**WHAT THE TASK REQUIRES:** Restate the listing exactly and in full.

**EXTRACTED DATA:**
---

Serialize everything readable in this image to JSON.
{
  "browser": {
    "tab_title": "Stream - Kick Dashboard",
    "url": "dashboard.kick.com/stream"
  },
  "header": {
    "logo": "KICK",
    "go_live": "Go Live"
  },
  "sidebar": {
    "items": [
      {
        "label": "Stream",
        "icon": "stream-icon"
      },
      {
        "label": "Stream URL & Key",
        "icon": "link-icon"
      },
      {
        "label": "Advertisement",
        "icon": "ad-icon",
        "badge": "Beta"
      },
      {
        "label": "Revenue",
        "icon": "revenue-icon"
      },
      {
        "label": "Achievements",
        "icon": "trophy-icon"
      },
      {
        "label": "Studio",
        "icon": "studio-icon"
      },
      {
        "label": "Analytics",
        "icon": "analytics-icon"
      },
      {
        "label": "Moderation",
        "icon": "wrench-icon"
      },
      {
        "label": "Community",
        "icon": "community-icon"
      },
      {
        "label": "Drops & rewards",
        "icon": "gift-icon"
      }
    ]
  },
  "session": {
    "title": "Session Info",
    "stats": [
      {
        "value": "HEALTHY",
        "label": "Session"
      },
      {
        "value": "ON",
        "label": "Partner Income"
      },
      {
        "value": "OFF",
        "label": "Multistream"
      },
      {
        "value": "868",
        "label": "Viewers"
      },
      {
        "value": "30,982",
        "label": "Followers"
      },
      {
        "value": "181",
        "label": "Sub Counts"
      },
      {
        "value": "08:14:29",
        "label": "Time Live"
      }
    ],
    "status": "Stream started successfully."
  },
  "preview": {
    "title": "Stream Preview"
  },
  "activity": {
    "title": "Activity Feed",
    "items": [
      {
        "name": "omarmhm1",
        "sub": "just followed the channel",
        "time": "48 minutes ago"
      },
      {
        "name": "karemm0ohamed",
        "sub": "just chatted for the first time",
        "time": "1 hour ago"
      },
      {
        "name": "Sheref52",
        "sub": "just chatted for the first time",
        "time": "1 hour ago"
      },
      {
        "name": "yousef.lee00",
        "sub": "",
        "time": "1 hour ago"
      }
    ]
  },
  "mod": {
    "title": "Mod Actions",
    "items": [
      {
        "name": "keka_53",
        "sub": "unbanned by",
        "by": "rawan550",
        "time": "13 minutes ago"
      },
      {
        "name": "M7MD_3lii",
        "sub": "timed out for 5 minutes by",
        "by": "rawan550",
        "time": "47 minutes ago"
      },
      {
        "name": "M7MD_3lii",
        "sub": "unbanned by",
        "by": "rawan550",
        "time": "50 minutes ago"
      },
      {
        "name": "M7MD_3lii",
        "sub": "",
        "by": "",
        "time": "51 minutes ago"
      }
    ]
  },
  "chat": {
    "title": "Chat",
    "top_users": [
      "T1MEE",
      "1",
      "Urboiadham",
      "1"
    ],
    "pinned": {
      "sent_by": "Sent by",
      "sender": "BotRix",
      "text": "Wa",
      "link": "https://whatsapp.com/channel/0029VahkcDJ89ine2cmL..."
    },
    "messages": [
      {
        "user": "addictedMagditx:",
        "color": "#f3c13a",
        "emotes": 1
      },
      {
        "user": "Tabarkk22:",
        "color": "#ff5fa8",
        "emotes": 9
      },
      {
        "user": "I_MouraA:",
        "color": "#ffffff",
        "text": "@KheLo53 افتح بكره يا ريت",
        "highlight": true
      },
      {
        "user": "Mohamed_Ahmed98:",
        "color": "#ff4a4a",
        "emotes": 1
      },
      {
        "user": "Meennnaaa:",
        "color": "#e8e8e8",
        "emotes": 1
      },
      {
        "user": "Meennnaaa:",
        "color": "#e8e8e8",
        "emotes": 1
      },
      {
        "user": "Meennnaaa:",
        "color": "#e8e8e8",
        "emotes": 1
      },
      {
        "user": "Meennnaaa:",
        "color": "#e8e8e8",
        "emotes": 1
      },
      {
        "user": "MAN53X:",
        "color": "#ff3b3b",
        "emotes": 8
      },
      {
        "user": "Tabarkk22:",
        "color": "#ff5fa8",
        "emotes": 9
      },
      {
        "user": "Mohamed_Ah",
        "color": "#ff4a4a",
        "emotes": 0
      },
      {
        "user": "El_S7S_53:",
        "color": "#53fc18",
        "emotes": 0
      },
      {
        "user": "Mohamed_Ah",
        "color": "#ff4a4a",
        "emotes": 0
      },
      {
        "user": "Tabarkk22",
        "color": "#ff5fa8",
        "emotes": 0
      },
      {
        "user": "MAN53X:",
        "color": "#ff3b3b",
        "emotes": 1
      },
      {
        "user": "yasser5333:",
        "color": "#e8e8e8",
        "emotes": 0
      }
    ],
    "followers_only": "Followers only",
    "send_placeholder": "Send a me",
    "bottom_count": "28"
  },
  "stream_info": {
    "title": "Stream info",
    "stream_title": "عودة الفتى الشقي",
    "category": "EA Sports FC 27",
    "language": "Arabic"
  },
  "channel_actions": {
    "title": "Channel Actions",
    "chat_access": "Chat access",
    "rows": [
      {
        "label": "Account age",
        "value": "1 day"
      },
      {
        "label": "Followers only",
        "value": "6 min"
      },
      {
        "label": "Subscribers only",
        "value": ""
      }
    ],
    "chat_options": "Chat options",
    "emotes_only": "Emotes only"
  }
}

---

**ANSWER TO THE EXERCISE:**
Serialize everything readable in this image to JSON.
{
  "browser": {
    "tab_title": "Stream - Kick Dashboard",
    "url": "dashboard.kick.com/stream"
  },
  "header": {
    "logo": "KICK",
    "go_live": "Go Live"
  },
  "sidebar": {
    "items": [
      {
        "label": "Stream",
        "icon": "stream-icon"
      },
      {
        "label": "Stream URL & Key",
        "icon": "link-icon"
      },
      {
        "label": "Advertisement",
        "icon": "ad-icon",
        "badge": "Beta"
      },
      {
        "label": "Revenue",
        "icon": "revenue-icon"
      },
      {
        "label": "Achievements",
        "icon": "trophy-icon"
      },
      {
        "label": "Studio",
        "icon": "studio-icon"
      },
      {
        "label": "Analytics",
        "icon": "analytics-icon"
      },
      {
        "label": "Moderation",
        "icon": "wrench-icon"
      },
      {
        "label": "Community",
        "icon": "community-icon"
      },
      {
        "label": "Drops & rewards",
        "icon": "gift-icon"
      }
    ]
  },
  "session": {
    "title": "Session Info",
    "stats": [
      {
        "value": "HEALTHY",
        "label": "Session"
      },
      {
        "value": "ON",
        "label": "Partner Income"
      },
      {
        "value": "OFF",
        "label": "Multistream"
      },
      {
        "value": "868",
        "label": "Viewers"
      },
      {
        "value": "30,982",
        "label": "Followers"
      },
      {
        "value": "181",
        "label": "Sub Counts"
      },
      {
        "value": "08:14:29",
        "label": "Time Live"
      }
    ],
    "status": "Stream started successfully."
  },
  "preview": {
    "title": "Stream Preview"
  },
  "activity": {
    "title": "Activity Feed",
    "items": [
      {
        "name": "omarmhm1",
        "sub": "just followed the channel",
        "time": "48 minutes ago"
      },
      {
        "name": "karemm0ohamed",
        "sub": "just chatted for the first time",
        "time": "1 hour ago"
      },
      {
        "name": "Sheref52",
        "sub": "just chatted for the first time",
        "time": "1 hour ago"
      },
      {
        "name": "yousef.lee00",
        "sub": "",
        "time": "1 hour ago"
      }
    ]
  },
  "mod": {
    "title": "Mod Actions",
    "items": [
      {
        "name": "keka_53",
        "sub": "unbanned by",
        "by": "rawan550",
        "time": "13 minutes ago"
      },
      {
        "name": "M7MD_3lii",
        "sub": "timed out for 5 minutes by",
        "by": "rawan550",
        "time": "47 minutes ago"
      },
      {
        "name": "M7MD_3lii",
        "sub": "unbanned by",
        "by": "rawan550",
        "time": "50 minutes ago"
      },
      {
        "name": "M7MD_3lii",
        "sub": "",
        "by": "",
        "time": "51 minutes ago"
      }
    ]
  },
  "chat": {
    "title": "Chat",
    "top_users": [
      "T1MEE",
      "1",
      "Urboiadham",
      "1"
    ],
    "pinned": {
      "sent_by": "Sent by",
      "sender": "BotRix",
      "text": "Wa",
      "link": "https://whatsapp.com/channel/0029VahkcDJ89ine2cmL..."
    },
    "messages": [
      {
        "user": "addictedMagditx:",
        "color": "#f3c13a",
        "emotes": 1
      },
      {
        "user": "Tabarkk22:",
        "color": "#ff5fa8",
        "emotes": 9
      },
      {
        "user": "I_MouraA:",
        "color": "#ffffff",
        "text": "@KheLo53 افتح بكره يا ريت",
        "highlight": true
      },
      {
        "user": "Mohamed_Ahmed98:",
        "color": "#ff4a4a",
        "emotes": 1
      },
      {
        "user": "Meennnaaa:",
        "color": "#e8e8e8",
        "emotes": 1
      },
      {
        "user": "Meennnaaa:",
        "color": "#e8e8e8",
        "emotes": 1
      },
      {
        "user": "Meennnaaa:",
        "color": "#e8e8e8",
        "emotes": 1
      },
      {
        "user": "Meennnaaa:",
        "color": "#e8e8e8",
        "emotes": 1
      },
      {
        "user": "MAN53X:",
        "color": "#ff3b3b",
        "emotes": 8
      },
      {
        "user": "Tabarkk22:",
        "color": "#ff5fa8",
        "emotes": 9
      },
      {
        "user": "Mohamed_Ah",
        "color": "#ff4a4a",
        "emotes": 0
      },
      {
        "user": "El_S7S_53:",
        "color": "#53fc18",
        "emotes": 0
      },
      {
        "user": "Mohamed_Ah",
        "color": "#ff4a4a",
        "emotes": 0
      },
      {
        "user": "Tabarkk22",
        "color": "#ff5fa8",
        "emotes": 0
      },
      {
        "user": "MAN53X:",
        "color": "#ff3b3b",
        "emotes": 1
      },
      {
        "user": "yasser5333:",
        "color": "#e8e8e8",
        "emotes": 0
      }
    ],
    "followers_only": "Followers only",
    "send_placeholder": "Send a me",
    "bottom_count": "28"
  },
  "stream_info": {
    "title": "Stream info",
    "stream_title": "عودة الفتى الشقي",
    "category": "EA Sports FC 27",
    "language": "Arabic"
  },
  "channel_actions": {
    "title": "Channel Actions",
    "chat_access": "Chat access",
    "rows": [
      {
        "label": "Account age",
        "value": "1 day"
      },
      {
        "label": "Followers only",
        "value": "6 min"
      },
      {
        "label": "Subscribers only",
        "value": ""
      }
    ],
    "chat_options": "Chat options",
    "emotes_only": "Emotes only"
  }
}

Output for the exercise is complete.